RNA - The UN report verified 552 children killed in 2017 in Yemen. 67% of those children, 370, were directly attributable to the Saudi coalition, predominantly the result of Saudi airstrikes. The report also says Saudi airstrikes killing civilians have been an ongoing problem since the invasion.
To avoid international condemnation, and instead of ending the war and blockade, Saudi Arabia has repeatedly demanded the UN retract previous statements, and at times they have. Making the statement fully public is also more difficult, with the US and Britain, who are backing the invasion, generally supporting keeping it secret.
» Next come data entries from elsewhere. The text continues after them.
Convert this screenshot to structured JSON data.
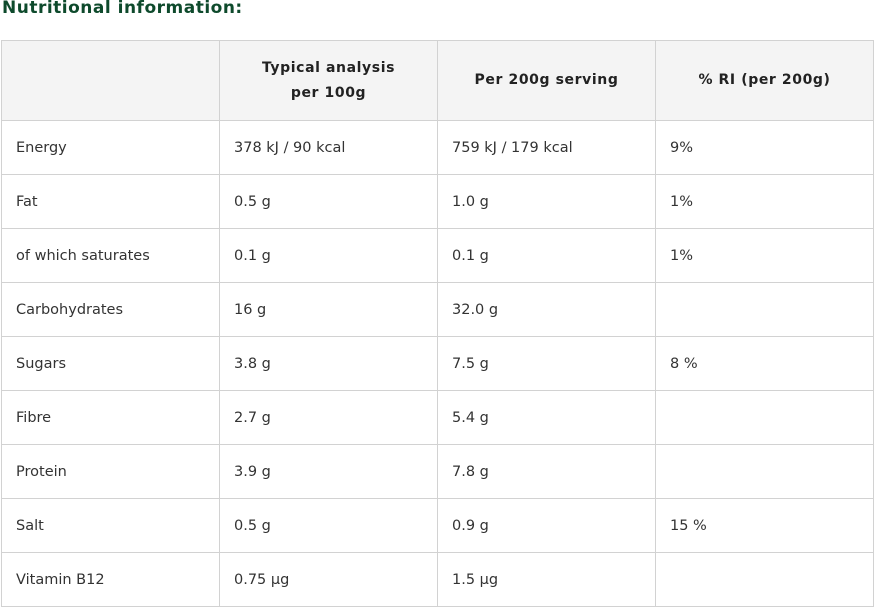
{
  "title": "Nutritional information:",
  "table": {
    "headers": {
      "nutrient": "",
      "per100_line1": "Typical analysis",
      "per100_line2": "per 100g",
      "per_serving": "Per 200g serving",
      "ri": "% RI (per 200g)"
    },
    "rows": [
      {
        "nutrient": "Energy",
        "per100": "378 kJ / 90 kcal",
        "per_serving": "759 kJ / 179 kcal",
        "ri": "9%"
      },
      {
        "nutrient": "Fat",
        "per100": "0.5 g",
        "per_serving": "1.0 g",
        "ri": "1%"
      },
      {
        "nutrient": "of which saturates",
        "per100": "0.1 g",
        "per_serving": "0.1 g",
        "ri": "1%"
      },
      {
        "nutrient": "Carbohydrates",
        "per100": "16 g",
        "per_serving": "32.0 g",
        "ri": ""
      },
      {
        "nutrient": "Sugars",
        "per100": "3.8 g",
        "per_serving": "7.5 g",
        "ri": "8 %"
      },
      {
        "nutrient": "Fibre",
        "per100": "2.7 g",
        "per_serving": "5.4 g",
        "ri": ""
      },
      {
        "nutrient": "Protein",
        "per100": "3.9 g",
        "per_serving": "7.8 g",
        "ri": ""
      },
      {
        "nutrient": "Salt",
        "per100": "0.5 g",
        "per_serving": "0.9 g",
        "ri": "15 %"
      },
      {
        "nutrient": "Vitamin B12",
        "per100": "0.75 µg",
        "per_serving": "1.5 µg",
        "ri": ""
      }
    ]
  }
}
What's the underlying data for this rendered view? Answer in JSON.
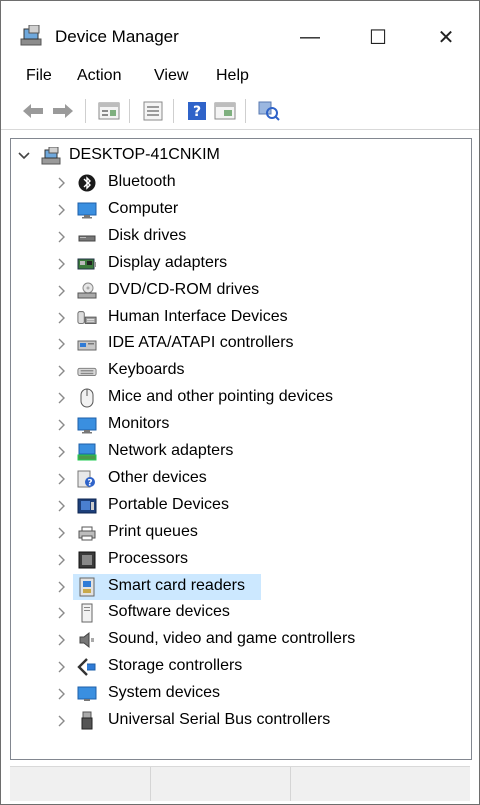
{
  "window": {
    "title": "Device Manager",
    "minimize_glyph": "—",
    "maximize_glyph": "☐",
    "close_glyph": "✕"
  },
  "menu": [
    "File",
    "Action",
    "View",
    "Help"
  ],
  "toolbar": {
    "buttons": [
      "back-arrow-icon",
      "forward-arrow-icon",
      "properties-icon",
      "update-driver-icon",
      "help-icon",
      "show-hidden-icon",
      "scan-hardware-icon"
    ]
  },
  "tree": {
    "root": {
      "label": "DESKTOP-41CNKIM",
      "expanded": true,
      "icon": "computer-root-icon"
    },
    "items": [
      {
        "label": "Bluetooth",
        "icon": "bluetooth-icon"
      },
      {
        "label": "Computer",
        "icon": "monitor-icon"
      },
      {
        "label": "Disk drives",
        "icon": "disk-drive-icon"
      },
      {
        "label": "Display adapters",
        "icon": "display-adapter-icon"
      },
      {
        "label": "DVD/CD-ROM drives",
        "icon": "dvd-drive-icon"
      },
      {
        "label": "Human Interface Devices",
        "icon": "hid-icon"
      },
      {
        "label": "IDE ATA/ATAPI controllers",
        "icon": "ide-controller-icon"
      },
      {
        "label": "Keyboards",
        "icon": "keyboard-icon"
      },
      {
        "label": "Mice and other pointing devices",
        "icon": "mouse-icon"
      },
      {
        "label": "Monitors",
        "icon": "monitor-icon"
      },
      {
        "label": "Network adapters",
        "icon": "network-adapter-icon"
      },
      {
        "label": "Other devices",
        "icon": "unknown-device-icon"
      },
      {
        "label": "Portable Devices",
        "icon": "portable-device-icon"
      },
      {
        "label": "Print queues",
        "icon": "printer-icon"
      },
      {
        "label": "Processors",
        "icon": "processor-icon"
      },
      {
        "label": "Smart card readers",
        "icon": "smart-card-reader-icon",
        "selected": true
      },
      {
        "label": "Software devices",
        "icon": "software-device-icon"
      },
      {
        "label": "Sound, video and game controllers",
        "icon": "speaker-icon"
      },
      {
        "label": "Storage controllers",
        "icon": "storage-controller-icon"
      },
      {
        "label": "System devices",
        "icon": "system-devices-icon"
      },
      {
        "label": "Universal Serial Bus controllers",
        "icon": "usb-icon"
      }
    ]
  },
  "colors": {
    "selection": "#cce8ff",
    "accent": "#1e7bd6"
  }
}
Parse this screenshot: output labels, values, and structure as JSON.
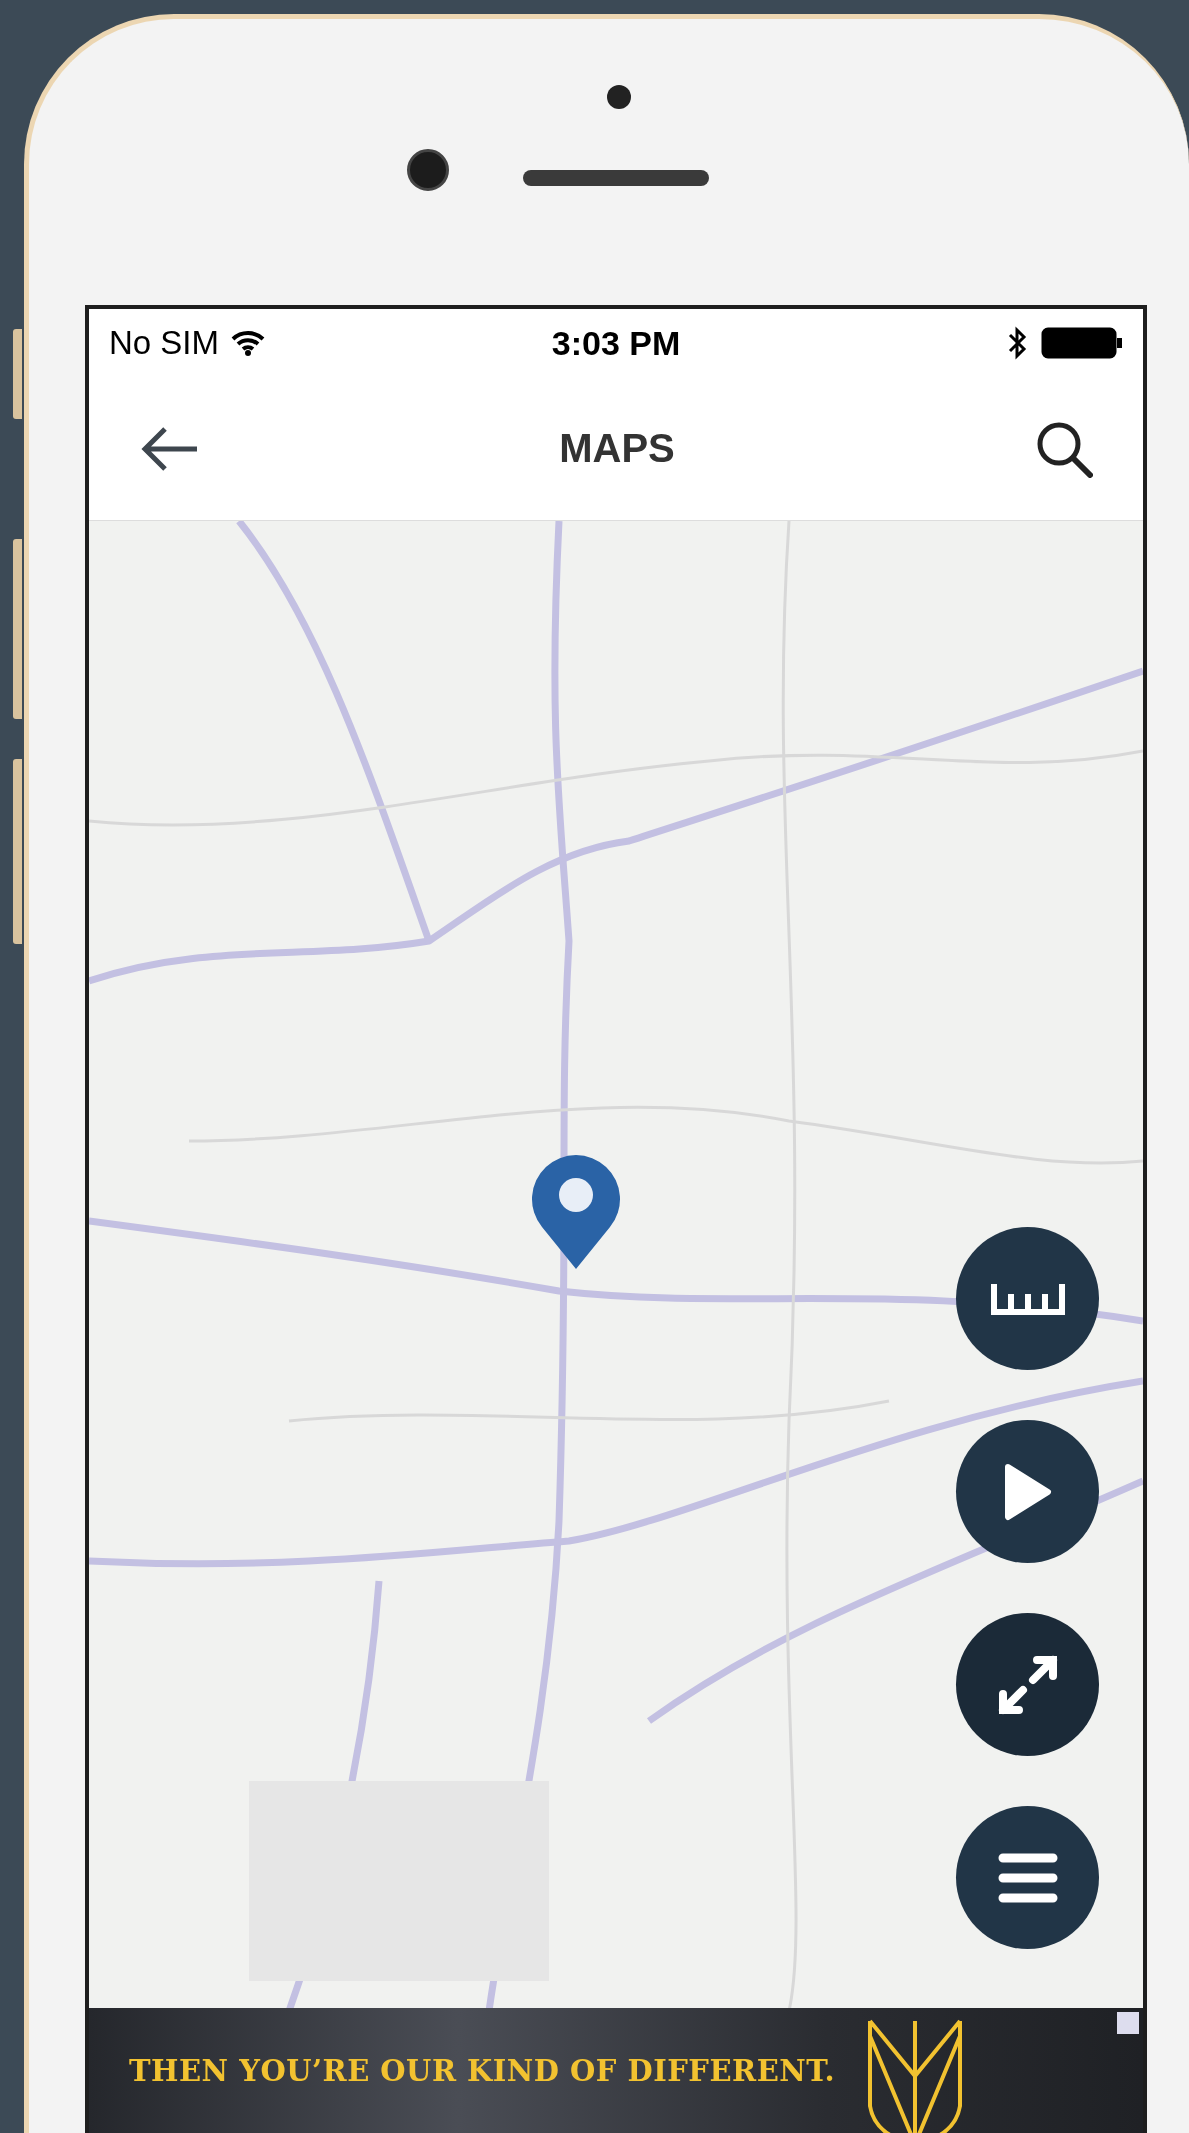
{
  "status_bar": {
    "carrier": "No SIM",
    "time": "3:03 PM"
  },
  "nav": {
    "title": "MAPS"
  },
  "map_controls": [
    {
      "kind": "ruler"
    },
    {
      "kind": "play"
    },
    {
      "kind": "expand"
    },
    {
      "kind": "menu"
    }
  ],
  "ad": {
    "text": "THEN YOU’RE OUR KIND OF DIFFERENT."
  }
}
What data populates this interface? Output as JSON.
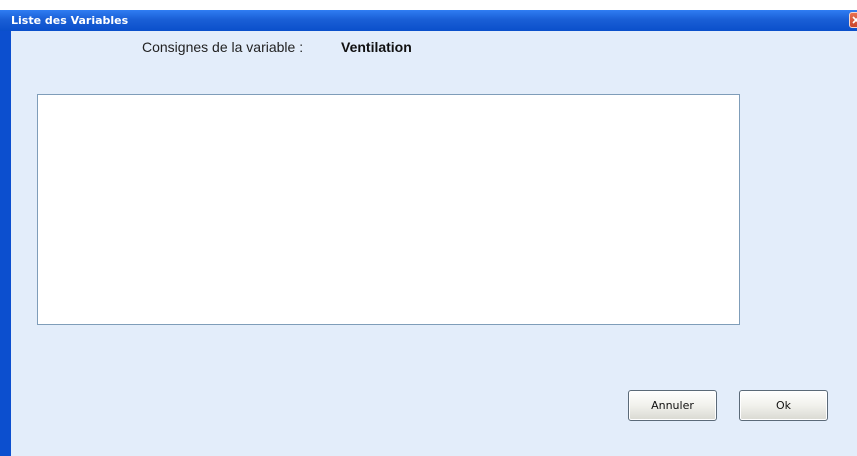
{
  "window": {
    "title": "Liste des Variables",
    "close_icon": "close-icon"
  },
  "prompt": {
    "label": "Consignes de la variable :",
    "variable_name": "Ventilation"
  },
  "textarea": {
    "value": ""
  },
  "buttons": {
    "cancel_label": "Annuler",
    "ok_label": "Ok"
  },
  "colors": {
    "titlebar": "#0a4fcb",
    "client_background": "#e3edfa",
    "close_button": "#c9452b"
  }
}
This does in no way mean that there should be no more pressure on Saudi Arabia over the war. The international community has already given the country a stark warning over their actions in the conflict. It should now issue a resolution that condemns the Saudis and forces them to stop the senseless fighting.
According to United Nations Secretary General Antonio Guterres, the war in Yemen is the world’s worst humanitarian crisis, with over 22.5 million people or two-thirds of the population in desperate need of aid, food and protection. Saudi Arabia has been bombing the country since 2015, and this month Saudi Arabia and its allies strengthened pre-existing blockades on Yemeni ports, airports and borders crossings; restricting food, aid and vital supplies from entering the country. To that end, fighting still continues in the port city of Hodeidah.
The Saudi-led coalition claims the fighting and the restrictions on Hodeidah is a humanitarian campaign, but according to international aid workers, who recently visited the port, it’s a ‘wasteland’. The UN Security Council also warned last month that conditions in the port were further deteriorating as a result of ongoing bombing and blockade. The question is how come the West is not doing anything?
How come instead of helping millions of Yemeni civilians who lack clean drinking water and food and are at very high risk of a cholera epidemic, the West is doing the opposite? According to the UN, over eight million Yemeni citizens are severely malnourished and “do not know where they will obtain their next meal,” and that children are dying from preventable causes at an alarming rate. Surely, the response from the West shouldn’t be selling Saudi Arabia new weaponry and helping it to target civilians.
Sadly, this is exactly what certain Western governments have been doing since the beginning of the war. Worse still, French President Emmanuel Macron is set to welcome Saudi Crown Prince Mohammed bin Salman in Paris for a trip; the latest destination in a world-wide tour for the 32-year-old Prince and de-facto ruler of Saudi Arabia. Don’t be surprised if the two also signed new arms sales worth tens of billions of dollars.
International human rights groups are calling on Macron to pressure Prince Mohammed to take action to protect the civilian population and to end the conflict. A statement from Amnesty International, the International Federation for Human Rights and Human Rights Watch, says, “Emmanuel Macron should put Yemen at the centre of his discussions with Mohammed bin Salman as he hosts him in France. As a permanent member of the UN Security Council, France must do its utmost to demand that Saudi Arabia respects its international obligations.”
According to Fars News Agancy, the human rights groups should also urge the US and Britain to end their military support, call for the end of bombing of civilians, respect for international humanitarian law, and the unconditional and permanent lifting of restrictions on the delivery of humanitarian aid and commercial goods to Yemen.
The US and the UK, like France, are major sellers of arms to Saudi Arabia, and they are doing little to stop the flow of lethal weapons to the Saudi military campaign. They are all working behind the scenes to drive the war forward. They are also using their diplomatic influence at the UN to ensure there will be no resolutions against Saudi Arabia. They have never bothered to broker any meaningful talks between the warring factions. But they are all good at one thing:
Supplying weapons to Saudi Arabia and providing targeting training to its soldiers and pilots – even though the supply of weapons and helping the Saudis to kill civilians, including women and children, does breach the international Arms Trade Treaty and violate International Humanitarian Law.